“Up until a few years ago, everyone, including me, knew that thermal electricity from coal was declining, but the Powder River Basin stood as the healthiest of the coal-producing areas,” Godby told the Star Tribune. “People in Wyoming took that for granted.”
A decade ago, Campbell County produced over 360 Mt (400 million st) of coal. Last year, output sank to 256 Mt (283 million st), according to the Wyoming Mining Association.
As the price of coal and demand for the commodity fell, a significant lender for Blackjewel recently pulled out, throwing the company’s already unsteady financial picture into further trouble, according to a company statement.
Still, Hoop’s initial response to the joint filings, which was released prior to the hearing, remained optimistic.
“We are confident that this restructuring will solidify Blackjewel’s position as a significant participant in the U.S. coal market,” he said in a statement. “(The company) will continue as a significant player in the U.S. coal industry for the foreseeable future.”

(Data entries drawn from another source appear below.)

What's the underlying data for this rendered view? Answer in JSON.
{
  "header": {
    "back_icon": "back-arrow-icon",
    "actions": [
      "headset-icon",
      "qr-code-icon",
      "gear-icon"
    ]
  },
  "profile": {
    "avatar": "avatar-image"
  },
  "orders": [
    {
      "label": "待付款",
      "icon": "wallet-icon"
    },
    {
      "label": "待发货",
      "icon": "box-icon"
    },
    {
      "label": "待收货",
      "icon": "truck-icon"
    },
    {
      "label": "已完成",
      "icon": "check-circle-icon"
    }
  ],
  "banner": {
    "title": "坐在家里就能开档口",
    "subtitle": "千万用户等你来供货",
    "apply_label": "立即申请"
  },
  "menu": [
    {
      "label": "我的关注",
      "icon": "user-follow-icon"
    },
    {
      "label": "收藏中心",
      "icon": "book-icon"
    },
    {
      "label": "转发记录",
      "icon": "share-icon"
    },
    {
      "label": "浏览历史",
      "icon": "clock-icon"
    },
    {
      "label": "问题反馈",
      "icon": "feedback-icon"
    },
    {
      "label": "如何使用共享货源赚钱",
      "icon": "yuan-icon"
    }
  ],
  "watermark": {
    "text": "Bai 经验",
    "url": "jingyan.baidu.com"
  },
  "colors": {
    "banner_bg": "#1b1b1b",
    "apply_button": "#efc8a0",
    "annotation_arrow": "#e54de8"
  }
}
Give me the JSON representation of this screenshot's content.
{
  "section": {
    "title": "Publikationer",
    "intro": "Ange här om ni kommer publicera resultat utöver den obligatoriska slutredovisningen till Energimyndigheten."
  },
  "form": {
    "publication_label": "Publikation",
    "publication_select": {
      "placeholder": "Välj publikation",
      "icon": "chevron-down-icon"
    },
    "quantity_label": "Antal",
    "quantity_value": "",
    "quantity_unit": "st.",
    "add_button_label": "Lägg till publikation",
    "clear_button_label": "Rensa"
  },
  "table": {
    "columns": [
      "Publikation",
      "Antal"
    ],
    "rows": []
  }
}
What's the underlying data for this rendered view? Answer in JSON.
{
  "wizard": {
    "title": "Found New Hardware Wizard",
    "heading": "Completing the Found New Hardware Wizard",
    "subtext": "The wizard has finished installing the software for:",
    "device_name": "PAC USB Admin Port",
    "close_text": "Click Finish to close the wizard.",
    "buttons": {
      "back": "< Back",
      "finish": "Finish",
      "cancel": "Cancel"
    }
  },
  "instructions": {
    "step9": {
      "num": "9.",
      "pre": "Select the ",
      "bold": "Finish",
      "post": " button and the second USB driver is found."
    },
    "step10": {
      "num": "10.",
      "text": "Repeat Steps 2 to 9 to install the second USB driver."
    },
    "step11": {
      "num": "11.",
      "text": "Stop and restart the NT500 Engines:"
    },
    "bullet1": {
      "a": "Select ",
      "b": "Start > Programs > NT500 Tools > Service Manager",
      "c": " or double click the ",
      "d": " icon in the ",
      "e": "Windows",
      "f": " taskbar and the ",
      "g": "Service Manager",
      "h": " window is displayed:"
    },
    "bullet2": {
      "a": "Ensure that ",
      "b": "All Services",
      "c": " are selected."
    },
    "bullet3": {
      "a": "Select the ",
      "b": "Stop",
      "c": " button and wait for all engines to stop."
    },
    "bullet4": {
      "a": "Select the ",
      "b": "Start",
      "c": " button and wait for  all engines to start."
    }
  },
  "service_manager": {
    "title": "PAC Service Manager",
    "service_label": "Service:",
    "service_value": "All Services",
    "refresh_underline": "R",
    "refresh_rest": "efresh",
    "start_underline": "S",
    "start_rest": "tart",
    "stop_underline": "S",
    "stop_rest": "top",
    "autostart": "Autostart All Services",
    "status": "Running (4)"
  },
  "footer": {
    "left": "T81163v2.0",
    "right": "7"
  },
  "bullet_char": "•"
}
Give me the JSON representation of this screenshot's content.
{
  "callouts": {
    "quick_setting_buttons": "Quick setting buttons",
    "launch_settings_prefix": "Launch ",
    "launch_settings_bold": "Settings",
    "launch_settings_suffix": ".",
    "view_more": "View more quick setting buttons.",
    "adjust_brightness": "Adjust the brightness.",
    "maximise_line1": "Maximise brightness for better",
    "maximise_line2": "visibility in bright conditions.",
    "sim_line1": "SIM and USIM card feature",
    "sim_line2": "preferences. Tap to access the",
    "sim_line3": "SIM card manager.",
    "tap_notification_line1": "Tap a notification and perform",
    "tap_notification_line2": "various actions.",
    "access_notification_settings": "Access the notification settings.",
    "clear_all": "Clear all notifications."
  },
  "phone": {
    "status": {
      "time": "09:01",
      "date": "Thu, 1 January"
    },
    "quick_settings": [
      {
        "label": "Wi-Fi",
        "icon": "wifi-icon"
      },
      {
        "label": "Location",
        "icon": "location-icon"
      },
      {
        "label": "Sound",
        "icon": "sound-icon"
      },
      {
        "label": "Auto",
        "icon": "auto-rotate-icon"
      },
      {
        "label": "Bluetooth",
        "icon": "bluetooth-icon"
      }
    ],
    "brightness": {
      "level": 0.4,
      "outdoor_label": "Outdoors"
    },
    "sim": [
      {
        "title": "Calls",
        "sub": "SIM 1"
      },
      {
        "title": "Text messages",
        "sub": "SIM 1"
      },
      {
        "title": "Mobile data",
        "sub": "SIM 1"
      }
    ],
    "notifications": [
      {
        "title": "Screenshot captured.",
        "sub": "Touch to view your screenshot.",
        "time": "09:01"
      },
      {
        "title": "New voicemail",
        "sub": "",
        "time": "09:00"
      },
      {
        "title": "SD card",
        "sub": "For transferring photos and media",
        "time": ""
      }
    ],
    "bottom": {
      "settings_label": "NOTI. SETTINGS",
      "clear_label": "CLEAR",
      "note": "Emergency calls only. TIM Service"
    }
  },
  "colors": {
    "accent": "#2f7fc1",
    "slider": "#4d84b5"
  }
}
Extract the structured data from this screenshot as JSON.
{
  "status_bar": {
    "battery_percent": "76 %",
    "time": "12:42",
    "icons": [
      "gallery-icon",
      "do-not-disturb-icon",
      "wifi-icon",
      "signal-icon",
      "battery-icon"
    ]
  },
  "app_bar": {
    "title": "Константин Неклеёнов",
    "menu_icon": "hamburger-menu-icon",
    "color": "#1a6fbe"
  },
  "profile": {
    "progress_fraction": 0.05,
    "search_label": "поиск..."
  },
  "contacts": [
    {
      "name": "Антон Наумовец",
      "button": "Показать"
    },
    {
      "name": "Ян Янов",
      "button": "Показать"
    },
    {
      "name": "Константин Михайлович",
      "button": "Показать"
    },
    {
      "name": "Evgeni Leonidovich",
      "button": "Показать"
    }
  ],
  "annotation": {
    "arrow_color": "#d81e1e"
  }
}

Gov. Mark Gordon said he was committed to working with the Department of Workforce to provide workforce assistance and the Department of Environmental Quality to ensure appropriate bonding is set.
“This announcement is hardest on the individuals who work at these important mines and their families, and our most immediate concerns lay with them,” Gordon said in a statement. “We are not unprepared for this set of circumstances and are eager to do all we can for the hardworking employees of these mines.”